• _SOURCE RECORDS_:
──────────────────────────────

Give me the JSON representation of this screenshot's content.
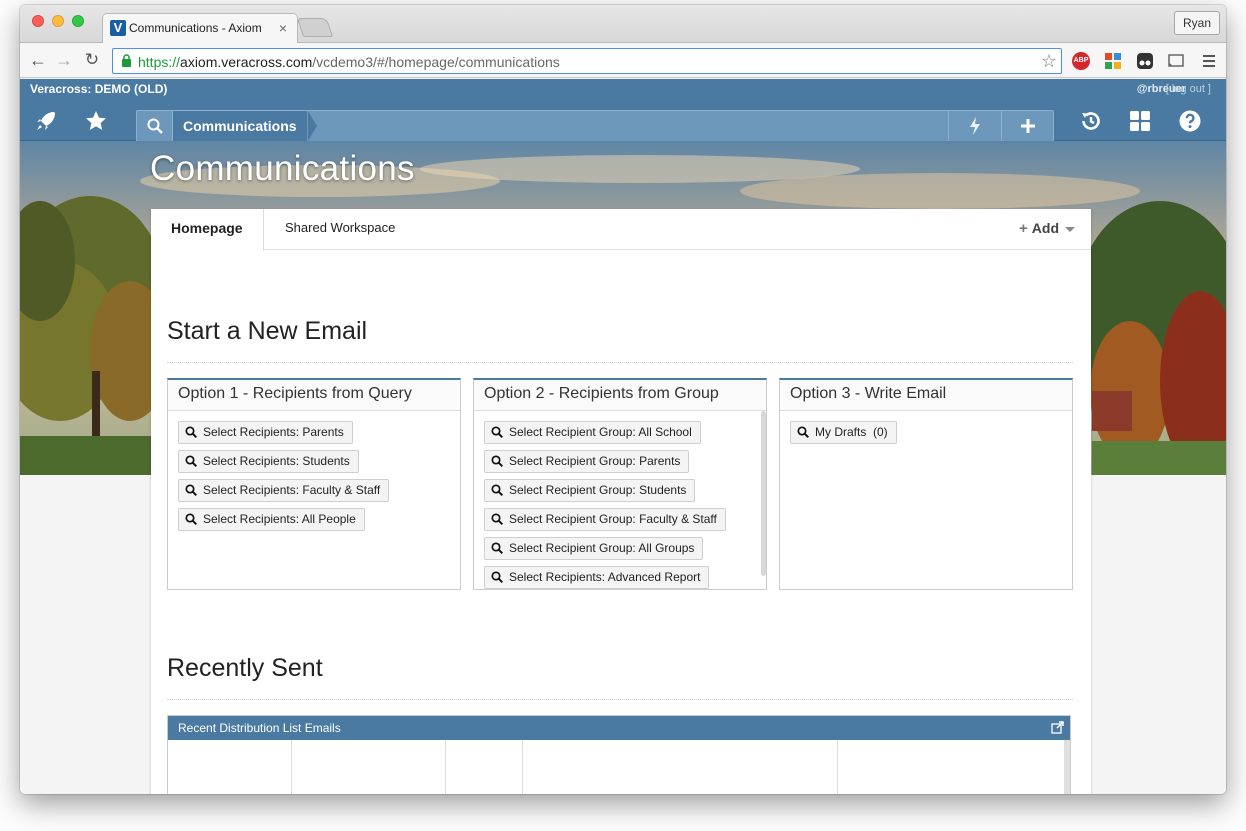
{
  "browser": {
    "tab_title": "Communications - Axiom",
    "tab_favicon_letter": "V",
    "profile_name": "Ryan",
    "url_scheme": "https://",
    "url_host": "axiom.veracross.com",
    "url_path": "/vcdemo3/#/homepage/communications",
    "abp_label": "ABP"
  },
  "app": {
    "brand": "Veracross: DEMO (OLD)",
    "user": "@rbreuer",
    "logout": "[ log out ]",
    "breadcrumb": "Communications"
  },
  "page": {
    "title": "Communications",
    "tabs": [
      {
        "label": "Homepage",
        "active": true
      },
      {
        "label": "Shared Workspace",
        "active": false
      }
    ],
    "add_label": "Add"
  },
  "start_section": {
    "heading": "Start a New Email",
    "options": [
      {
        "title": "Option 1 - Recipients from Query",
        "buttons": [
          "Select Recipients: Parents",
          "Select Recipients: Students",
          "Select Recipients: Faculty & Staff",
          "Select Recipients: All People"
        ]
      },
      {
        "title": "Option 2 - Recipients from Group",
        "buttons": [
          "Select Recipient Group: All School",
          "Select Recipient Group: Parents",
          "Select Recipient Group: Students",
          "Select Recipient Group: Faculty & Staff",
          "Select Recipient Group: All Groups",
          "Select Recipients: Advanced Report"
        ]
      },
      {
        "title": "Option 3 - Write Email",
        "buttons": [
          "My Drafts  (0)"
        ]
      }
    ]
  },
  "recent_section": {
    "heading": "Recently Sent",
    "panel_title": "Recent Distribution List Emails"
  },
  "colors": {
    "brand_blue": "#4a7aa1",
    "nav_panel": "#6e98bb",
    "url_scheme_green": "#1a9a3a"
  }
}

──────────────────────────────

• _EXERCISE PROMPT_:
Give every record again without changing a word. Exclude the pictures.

• _SOLUTION TO THE PROBLEM_:
Give me the JSON representation of this screenshot's content.
{
  "browser": {
    "tab_title": "Communications - Axiom",
    "tab_favicon_letter": "V",
    "profile_name": "Ryan",
    "url_scheme": "https://",
    "url_host": "axiom.veracross.com",
    "url_path": "/vcdemo3/#/homepage/communications",
    "abp_label": "ABP"
  },
  "app": {
    "brand": "Veracross: DEMO (OLD)",
    "user": "@rbreuer",
    "logout": "[ log out ]",
    "breadcrumb": "Communications"
  },
  "page": {
    "title": "Communications",
    "tabs": [
      {
        "label": "Homepage",
        "active": true
      },
      {
        "label": "Shared Workspace",
        "active": false
      }
    ],
    "add_label": "Add"
  },
  "start_section": {
    "heading": "Start a New Email",
    "options": [
      {
        "title": "Option 1 - Recipients from Query",
        "buttons": [
          "Select Recipients: Parents",
          "Select Recipients: Students",
          "Select Recipients: Faculty & Staff",
          "Select Recipients: All People"
        ]
      },
      {
        "title": "Option 2 - Recipients from Group",
        "buttons": [
          "Select Recipient Group: All School",
          "Select Recipient Group: Parents",
          "Select Recipient Group: Students",
          "Select Recipient Group: Faculty & Staff",
          "Select Recipient Group: All Groups",
          "Select Recipients: Advanced Report"
        ]
      },
      {
        "title": "Option 3 - Write Email",
        "buttons": [
          "My Drafts  (0)"
        ]
      }
    ]
  },
  "recent_section": {
    "heading": "Recently Sent",
    "panel_title": "Recent Distribution List Emails"
  },
  "colors": {
    "brand_blue": "#4a7aa1",
    "nav_panel": "#6e98bb",
    "url_scheme_green": "#1a9a3a"
  }
}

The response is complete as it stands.